300 g of wholemeal spelt flour (alternatively other wholemeal flour)

200 g of white flour

3.5 g of yeast (about 1 cube of fresh yeast or 1/2 pack of dry yeast)

330 ml of warm tap water

20 ml of carrot juice (alternatively other veggie juice)

1 tsp of salt

1-2 TS of flax seed

All you have to do: Mix everything together in a bowl and cover the bowl with a tea towel. Let the dough sit for 30-40 minutes and form 6-8 bread rolls. Put them on a baking tray (put baking paper or a bit of flour on it so that the rolls don’t stick) and let the rolls sit there for another 15 minutes. In the meantime you can preheat the oven (220 degrees). Bake the bread rolls for ten minutes, then reduce the temperature to 200 degrees. Bake for another 10-15 minutes…. and enjoy!

homemade bread roll

Breadfeast for breakfast

Using up old bread for a dairy and egg free French toast

I have to admit: I’m not afraid of carbs. Every morning a enjoy a good bread roll from the bakery or a slice of homemade bread. I just love bread in all kinds of shapes and colours (Yes, even the “bad” white bread) – and fortunately I live in a country with a big baking tradition (If you want to read more about, check out bakingmywaythroughgermany. I love this blog). But although I enjoy a little “breadfast” almost every day, I still end up with leftovers. Sometimes I just bake too much, sometimes I buy too many rolls and sometimes bread just gets hard. So what to do with all the old bread? Make French Toast! As Frl. Moonstruck’s tasty breakfast-blogging-event happens to close tomorrow, I’m gonna use the opportunity and submit my recipe.

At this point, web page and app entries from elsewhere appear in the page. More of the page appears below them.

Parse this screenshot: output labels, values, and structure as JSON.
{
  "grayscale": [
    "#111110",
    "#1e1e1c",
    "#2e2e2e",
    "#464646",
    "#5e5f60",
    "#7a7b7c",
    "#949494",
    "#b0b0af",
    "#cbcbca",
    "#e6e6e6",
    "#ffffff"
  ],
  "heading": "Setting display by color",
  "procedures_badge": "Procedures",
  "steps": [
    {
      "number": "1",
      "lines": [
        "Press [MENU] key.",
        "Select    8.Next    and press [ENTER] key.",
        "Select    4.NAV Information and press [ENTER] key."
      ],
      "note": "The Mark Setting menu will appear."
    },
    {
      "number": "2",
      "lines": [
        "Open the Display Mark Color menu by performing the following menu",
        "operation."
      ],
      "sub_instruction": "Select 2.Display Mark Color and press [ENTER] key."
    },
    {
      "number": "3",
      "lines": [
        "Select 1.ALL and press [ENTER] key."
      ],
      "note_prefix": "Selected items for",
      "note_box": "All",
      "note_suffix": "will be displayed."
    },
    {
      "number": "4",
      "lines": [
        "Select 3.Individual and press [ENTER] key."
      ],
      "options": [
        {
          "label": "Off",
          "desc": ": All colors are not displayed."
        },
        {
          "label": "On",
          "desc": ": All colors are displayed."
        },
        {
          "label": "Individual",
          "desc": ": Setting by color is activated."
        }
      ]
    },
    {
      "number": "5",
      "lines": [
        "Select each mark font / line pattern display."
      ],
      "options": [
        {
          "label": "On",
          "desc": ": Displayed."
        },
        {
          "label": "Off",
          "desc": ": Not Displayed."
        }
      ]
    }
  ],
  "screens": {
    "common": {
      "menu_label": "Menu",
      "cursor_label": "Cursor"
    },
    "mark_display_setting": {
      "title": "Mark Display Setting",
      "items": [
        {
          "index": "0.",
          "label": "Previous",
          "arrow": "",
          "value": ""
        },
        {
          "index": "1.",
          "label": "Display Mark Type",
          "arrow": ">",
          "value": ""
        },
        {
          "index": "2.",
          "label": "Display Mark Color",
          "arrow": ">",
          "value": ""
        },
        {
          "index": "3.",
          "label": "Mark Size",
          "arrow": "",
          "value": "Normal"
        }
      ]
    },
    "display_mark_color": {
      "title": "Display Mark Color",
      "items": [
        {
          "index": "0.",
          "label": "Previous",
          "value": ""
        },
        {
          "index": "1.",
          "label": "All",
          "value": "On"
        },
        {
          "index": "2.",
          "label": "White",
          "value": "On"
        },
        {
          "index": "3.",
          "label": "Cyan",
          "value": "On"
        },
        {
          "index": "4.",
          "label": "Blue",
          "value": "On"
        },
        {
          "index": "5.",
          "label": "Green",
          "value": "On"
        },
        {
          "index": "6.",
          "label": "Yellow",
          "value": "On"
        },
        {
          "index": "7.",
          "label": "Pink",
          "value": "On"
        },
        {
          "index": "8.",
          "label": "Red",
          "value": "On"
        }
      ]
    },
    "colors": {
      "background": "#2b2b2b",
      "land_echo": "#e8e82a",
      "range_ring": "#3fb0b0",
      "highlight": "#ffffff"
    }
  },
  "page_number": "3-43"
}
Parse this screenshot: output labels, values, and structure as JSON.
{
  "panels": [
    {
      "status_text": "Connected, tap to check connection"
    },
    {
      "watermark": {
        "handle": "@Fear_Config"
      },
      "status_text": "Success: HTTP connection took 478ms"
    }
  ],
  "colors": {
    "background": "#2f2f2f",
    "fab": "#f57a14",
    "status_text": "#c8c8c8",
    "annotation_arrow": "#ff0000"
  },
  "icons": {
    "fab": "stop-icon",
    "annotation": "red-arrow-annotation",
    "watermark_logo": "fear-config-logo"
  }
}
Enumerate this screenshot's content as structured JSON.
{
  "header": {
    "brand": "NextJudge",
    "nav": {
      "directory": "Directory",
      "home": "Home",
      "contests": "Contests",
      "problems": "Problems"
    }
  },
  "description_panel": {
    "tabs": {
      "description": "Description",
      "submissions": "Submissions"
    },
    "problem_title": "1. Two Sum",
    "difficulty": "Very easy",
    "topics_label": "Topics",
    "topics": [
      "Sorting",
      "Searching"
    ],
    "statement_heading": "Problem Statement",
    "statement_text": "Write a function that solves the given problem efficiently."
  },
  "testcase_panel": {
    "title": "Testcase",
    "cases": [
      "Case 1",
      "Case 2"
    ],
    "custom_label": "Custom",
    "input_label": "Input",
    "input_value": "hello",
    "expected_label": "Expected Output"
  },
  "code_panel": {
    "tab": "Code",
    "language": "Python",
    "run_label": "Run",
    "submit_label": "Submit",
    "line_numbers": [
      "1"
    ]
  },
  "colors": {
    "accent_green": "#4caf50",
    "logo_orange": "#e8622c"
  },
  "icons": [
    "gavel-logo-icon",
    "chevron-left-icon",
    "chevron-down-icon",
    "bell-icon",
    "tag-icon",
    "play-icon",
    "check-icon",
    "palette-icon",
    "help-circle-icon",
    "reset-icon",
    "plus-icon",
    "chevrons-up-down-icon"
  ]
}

Blogevent

So what do you need? First of all: loads of old bread. It doesn’t matter if it’s white or dark bread, you might just have to soak the dark bread a bit longer to get it soft.

How to get started? Chop the bread in little slices or triangles. If it’s too hard already, then soak it first and turn it into little bread balls later.

Prepare your soaking mix (For soaking 2 big bread rolls or about 6 normal slices of bread. Otherwise just make more 🙂 ) I managed to make the batter without using any plastic packaging. You need:

120 g of flour (white or wholemeal)

220 ml of soy milk (in Germany you can get soy milk in glass bottles as well. I found them at SuperBioMarkt)

50 g of brown sugar or

50 ml of agave juice (in glass bottles at SuperBioMarkt)

1 tsp of fresh vanilla (alternatively vanilla sugar)

1 tsp of cinnamon (a lot of Turkish groceries sell spices in glass jars)

optional: a few drops of rum (essence)

Soak your bread in the mix until it becomes soft. After that all you have to do is fry it up in a pan until it gets a nice brown crust. Serve it with icing sugar. As it’s apple season at the moment I made apple dessert the other day and served it with the French toast.

before

apple dessert

after

A handful of blueberries added some more colour to my “breadfast”. Tastes better than pancakes!

French Toast

French Toast

What do you do with old bread? Would love to find more ways to use up old bread.